So, at the beginning of each month, you budget all your recently earned money (which will show in the green box at the top) into the different categories in the “budgeted” column, the software keeps track of your spending in the “activity” column and the “available” column tells you how much money is then available for each category. Ideally, the green box shows “zero”, when you have budgeted all your money.
Once it’s all set up, working with your budget is really not all that time-consuming. I sit down once a week after my weekly grocery run and check in with my budget. That usually doesn’t take more than 30 minutes (often less). When I spend cash, I immediately put the cash expense into the app, so there is no discrepancy when I review my budget online. And then, I reconcile my account at the end of each month to make sure I didn’t miss anything and all numbers add up. I find this interactive part highly valuable in the budgeting process because you’re forced to log and look at every individual expense.
Why I have stuck with this budgeting software.
1. The software has an easy to use, eye-pleasing interface and to me, it feels pretty intuitive. I love that you can customize every part of it to your needs (you can add categories and omit the ones that don’t apply to you.)
2. I love that the software goes hand in hand with a very handy app that makes tracking “on the go” really easy and then automatically syncs with the web version.
3. YNAB has been an invaluable tool to keep on top of all our irregular, recurring expenses throughout the year. I know where our money goes at any given moment. I have gained a better understanding of our spending habits and priorities.
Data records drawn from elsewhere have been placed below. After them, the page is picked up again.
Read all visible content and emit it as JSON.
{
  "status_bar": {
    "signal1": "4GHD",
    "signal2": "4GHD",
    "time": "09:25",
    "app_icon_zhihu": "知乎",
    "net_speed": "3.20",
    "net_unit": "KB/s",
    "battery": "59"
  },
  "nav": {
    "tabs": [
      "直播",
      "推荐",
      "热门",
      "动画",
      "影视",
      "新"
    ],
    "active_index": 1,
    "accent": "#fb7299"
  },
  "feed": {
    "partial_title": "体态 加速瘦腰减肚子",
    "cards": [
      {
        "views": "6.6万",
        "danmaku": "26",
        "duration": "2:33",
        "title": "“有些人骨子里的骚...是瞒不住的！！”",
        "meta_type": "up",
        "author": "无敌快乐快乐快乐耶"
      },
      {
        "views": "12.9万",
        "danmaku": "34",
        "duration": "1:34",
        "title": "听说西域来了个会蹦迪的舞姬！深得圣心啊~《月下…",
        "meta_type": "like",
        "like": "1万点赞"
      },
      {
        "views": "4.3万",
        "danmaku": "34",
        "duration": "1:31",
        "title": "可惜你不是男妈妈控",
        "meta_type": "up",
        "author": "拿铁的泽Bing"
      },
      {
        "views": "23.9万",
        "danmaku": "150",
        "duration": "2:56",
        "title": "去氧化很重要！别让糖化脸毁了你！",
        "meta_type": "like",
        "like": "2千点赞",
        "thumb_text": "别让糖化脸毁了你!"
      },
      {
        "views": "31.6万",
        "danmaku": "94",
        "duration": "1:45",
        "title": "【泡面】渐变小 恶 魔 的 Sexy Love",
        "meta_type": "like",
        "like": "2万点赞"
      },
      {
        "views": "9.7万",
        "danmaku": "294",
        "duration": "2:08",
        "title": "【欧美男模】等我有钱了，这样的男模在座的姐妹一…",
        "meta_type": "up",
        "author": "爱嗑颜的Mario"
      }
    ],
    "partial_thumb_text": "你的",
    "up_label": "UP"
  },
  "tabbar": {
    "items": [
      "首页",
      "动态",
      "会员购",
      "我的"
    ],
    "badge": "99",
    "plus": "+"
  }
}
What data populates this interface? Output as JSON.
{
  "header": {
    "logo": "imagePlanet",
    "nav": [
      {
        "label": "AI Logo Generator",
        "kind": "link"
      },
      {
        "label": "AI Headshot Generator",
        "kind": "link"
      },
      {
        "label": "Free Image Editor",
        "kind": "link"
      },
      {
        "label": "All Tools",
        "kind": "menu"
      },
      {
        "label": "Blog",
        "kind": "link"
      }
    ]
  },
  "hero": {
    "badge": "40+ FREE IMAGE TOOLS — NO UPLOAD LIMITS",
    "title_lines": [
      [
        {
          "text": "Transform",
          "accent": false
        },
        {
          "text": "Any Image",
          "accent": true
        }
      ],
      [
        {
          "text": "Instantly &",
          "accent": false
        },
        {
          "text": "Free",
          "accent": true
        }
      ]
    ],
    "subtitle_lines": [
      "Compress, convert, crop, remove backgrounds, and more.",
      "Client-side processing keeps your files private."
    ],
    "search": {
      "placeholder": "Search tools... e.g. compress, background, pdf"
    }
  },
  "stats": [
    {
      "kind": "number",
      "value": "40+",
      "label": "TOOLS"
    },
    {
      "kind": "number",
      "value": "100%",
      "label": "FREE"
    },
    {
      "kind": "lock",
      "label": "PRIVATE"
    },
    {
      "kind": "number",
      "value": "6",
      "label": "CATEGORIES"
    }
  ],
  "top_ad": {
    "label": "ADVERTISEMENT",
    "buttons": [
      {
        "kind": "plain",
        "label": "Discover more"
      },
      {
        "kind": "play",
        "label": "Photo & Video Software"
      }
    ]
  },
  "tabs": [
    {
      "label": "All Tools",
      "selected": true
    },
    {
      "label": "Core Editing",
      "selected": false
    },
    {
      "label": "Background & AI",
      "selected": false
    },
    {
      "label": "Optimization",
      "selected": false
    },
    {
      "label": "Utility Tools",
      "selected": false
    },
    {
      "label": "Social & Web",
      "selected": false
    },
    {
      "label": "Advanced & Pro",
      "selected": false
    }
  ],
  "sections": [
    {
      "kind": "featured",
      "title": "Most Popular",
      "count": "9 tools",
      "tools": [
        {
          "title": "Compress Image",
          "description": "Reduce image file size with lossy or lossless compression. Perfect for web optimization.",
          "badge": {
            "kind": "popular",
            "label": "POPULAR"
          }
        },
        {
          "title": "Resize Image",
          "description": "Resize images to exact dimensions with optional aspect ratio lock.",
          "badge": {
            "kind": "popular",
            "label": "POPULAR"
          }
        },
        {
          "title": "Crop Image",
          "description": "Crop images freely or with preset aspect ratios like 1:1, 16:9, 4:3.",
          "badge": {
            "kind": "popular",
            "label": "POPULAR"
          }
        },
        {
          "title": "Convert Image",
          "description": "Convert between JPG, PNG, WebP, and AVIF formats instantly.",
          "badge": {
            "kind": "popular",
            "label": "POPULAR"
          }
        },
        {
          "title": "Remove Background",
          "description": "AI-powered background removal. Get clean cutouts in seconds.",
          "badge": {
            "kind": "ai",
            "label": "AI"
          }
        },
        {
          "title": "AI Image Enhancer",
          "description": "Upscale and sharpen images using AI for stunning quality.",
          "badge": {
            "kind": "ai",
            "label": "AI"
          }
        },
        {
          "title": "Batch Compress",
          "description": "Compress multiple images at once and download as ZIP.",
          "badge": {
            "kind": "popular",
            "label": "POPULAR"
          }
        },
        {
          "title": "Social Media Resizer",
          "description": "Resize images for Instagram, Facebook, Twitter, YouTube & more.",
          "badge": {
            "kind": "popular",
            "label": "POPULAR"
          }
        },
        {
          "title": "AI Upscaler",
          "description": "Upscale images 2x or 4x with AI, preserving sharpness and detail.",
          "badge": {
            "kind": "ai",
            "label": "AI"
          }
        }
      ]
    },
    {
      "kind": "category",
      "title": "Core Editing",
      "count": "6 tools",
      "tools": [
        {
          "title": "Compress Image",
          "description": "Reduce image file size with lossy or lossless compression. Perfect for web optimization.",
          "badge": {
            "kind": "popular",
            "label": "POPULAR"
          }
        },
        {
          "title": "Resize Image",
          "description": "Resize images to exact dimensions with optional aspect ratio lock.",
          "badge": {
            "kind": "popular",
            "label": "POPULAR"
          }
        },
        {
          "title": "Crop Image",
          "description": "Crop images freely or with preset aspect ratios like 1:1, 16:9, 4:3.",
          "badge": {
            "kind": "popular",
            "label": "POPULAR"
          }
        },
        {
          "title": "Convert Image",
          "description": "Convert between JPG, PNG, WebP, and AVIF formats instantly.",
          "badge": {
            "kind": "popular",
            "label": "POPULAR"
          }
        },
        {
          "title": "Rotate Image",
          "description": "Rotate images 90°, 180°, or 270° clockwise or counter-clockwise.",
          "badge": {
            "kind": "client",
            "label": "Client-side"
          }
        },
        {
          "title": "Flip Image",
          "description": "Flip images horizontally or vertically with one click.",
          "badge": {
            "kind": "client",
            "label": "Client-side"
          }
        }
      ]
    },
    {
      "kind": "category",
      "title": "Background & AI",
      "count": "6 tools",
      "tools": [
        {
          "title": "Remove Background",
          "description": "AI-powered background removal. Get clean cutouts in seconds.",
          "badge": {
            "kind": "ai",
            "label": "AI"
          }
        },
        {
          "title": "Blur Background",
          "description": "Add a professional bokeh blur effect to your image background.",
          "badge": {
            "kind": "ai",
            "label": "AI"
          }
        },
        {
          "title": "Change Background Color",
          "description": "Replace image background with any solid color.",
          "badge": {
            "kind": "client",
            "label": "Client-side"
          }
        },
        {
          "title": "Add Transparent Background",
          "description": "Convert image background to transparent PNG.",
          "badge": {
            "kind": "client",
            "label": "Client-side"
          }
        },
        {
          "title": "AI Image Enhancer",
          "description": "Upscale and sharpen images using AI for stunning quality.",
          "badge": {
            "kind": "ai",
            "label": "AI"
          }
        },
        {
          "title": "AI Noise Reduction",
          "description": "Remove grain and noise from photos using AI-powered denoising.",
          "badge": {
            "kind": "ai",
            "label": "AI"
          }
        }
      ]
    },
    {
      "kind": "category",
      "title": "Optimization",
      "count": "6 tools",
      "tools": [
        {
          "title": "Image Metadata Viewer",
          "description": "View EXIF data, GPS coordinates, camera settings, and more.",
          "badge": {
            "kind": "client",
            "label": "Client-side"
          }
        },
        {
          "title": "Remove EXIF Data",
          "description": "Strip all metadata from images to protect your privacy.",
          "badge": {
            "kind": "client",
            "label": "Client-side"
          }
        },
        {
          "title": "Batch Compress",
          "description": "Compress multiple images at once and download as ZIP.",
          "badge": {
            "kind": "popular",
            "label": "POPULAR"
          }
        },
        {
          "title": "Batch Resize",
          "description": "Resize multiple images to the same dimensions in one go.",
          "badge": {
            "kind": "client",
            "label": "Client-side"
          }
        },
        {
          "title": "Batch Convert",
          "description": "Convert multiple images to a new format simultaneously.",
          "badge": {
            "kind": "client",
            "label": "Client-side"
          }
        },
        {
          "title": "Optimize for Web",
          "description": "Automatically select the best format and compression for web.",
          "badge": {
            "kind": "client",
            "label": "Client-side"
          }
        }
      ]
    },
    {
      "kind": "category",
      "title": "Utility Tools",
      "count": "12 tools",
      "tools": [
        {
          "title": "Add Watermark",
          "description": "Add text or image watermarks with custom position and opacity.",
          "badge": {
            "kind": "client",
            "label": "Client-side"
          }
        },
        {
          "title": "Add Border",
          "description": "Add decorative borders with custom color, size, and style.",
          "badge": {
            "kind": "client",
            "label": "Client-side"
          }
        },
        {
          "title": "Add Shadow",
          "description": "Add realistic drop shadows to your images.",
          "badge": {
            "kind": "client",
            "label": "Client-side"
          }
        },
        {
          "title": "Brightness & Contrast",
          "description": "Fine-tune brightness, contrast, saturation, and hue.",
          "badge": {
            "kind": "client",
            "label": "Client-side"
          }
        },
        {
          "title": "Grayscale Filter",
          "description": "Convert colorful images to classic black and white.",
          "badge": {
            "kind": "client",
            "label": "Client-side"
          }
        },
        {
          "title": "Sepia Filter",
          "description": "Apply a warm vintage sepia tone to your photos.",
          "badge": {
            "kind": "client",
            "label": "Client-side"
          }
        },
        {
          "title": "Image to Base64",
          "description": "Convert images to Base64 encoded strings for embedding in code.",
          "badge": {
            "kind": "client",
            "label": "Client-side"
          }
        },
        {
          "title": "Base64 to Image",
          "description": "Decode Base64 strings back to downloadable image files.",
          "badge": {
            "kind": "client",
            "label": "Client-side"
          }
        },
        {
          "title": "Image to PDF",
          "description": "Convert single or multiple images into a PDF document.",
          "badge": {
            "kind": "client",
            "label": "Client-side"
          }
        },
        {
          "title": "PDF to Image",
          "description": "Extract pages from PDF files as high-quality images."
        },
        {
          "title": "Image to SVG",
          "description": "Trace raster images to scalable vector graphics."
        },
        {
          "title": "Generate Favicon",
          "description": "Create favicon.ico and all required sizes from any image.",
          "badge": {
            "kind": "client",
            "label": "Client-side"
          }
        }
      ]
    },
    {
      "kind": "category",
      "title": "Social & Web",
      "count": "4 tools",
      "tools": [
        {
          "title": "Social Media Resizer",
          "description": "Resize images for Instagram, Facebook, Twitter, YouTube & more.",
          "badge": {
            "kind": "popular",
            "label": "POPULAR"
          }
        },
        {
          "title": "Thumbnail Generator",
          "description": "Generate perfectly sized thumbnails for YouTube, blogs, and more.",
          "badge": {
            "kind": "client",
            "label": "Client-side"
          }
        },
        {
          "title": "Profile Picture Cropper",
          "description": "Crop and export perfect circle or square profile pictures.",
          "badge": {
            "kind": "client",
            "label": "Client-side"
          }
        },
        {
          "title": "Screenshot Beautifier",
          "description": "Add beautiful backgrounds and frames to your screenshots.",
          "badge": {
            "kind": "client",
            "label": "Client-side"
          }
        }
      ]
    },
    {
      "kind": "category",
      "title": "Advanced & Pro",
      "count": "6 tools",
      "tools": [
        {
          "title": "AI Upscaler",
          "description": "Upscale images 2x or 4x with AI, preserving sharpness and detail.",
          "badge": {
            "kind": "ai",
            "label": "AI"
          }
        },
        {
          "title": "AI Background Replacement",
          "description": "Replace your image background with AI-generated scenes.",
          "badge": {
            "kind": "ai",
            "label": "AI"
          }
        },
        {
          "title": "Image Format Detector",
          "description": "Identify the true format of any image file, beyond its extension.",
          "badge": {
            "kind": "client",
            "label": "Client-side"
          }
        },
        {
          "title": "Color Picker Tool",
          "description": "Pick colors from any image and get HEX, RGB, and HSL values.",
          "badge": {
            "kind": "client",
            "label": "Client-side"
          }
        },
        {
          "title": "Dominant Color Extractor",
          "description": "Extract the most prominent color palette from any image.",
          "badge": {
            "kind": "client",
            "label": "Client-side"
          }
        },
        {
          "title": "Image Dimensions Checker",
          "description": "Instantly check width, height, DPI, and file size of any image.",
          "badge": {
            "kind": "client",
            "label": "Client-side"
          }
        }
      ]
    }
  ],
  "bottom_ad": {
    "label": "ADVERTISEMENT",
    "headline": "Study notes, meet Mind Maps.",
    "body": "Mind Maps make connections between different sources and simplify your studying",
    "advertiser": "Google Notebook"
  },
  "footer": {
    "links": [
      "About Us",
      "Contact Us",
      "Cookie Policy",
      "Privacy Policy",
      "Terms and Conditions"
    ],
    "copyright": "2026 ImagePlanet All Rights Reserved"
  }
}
4. One of the most important parts of this budgeting approach for me is that I don’t pay much attention to my bank account balance anymore but instead look at the ‘available column’ in the software. My bank account shows me all the money I have, but because this money is set aside to cover various upcoming expenses, the ‘available column’ has much more meaning. You put in your spending as you go and the software does the math for you and always tells you how much more money is available for each category for the rest of the month. By just looking at how much is available in each spending category I make sure that I know how much I can spend while meeting all my other financial obligations.
Conveniently, you can check this in the app while you’re out and about and before making any purchases. Talk about holding yourself accountable!
5. Since it’s now a web-based service, I can access it from anywhere. I initially thought that wouldn’t be something that wasn’t important to me, but I realized: it is. It’s convenient to be able to check in with your budget wherever you are.
For me, YNAB just works.
Phew. This post got longer than I thought. Can you tell, I have a lot to say about YNAB. Let me know if you have questions for me. I’d be happy to help.
In case you want even more information, YNAB creates insightful reports that will give you pie charts, spreadsheets and more in response to all your pressing questions about your budget. Our ‘spending report‘ post from earlier this year was created with the help of YNAB’s budget reports.
YNAB also has a very informative blog and offers online classes if you need help to get started or if you’re having trouble with a particular issue. Their help team is also very responsive, in my experience.
* This is not a sponsored post. I have not been compensated by YNAB or anyone for this review. The opinion is solely my own. However, the post does contain affiliate links. If you feel like this software could be for you, download the fully functioning trial version and give it a shot! If you like it, you can use this link to activate the software and we’ll both get a month free!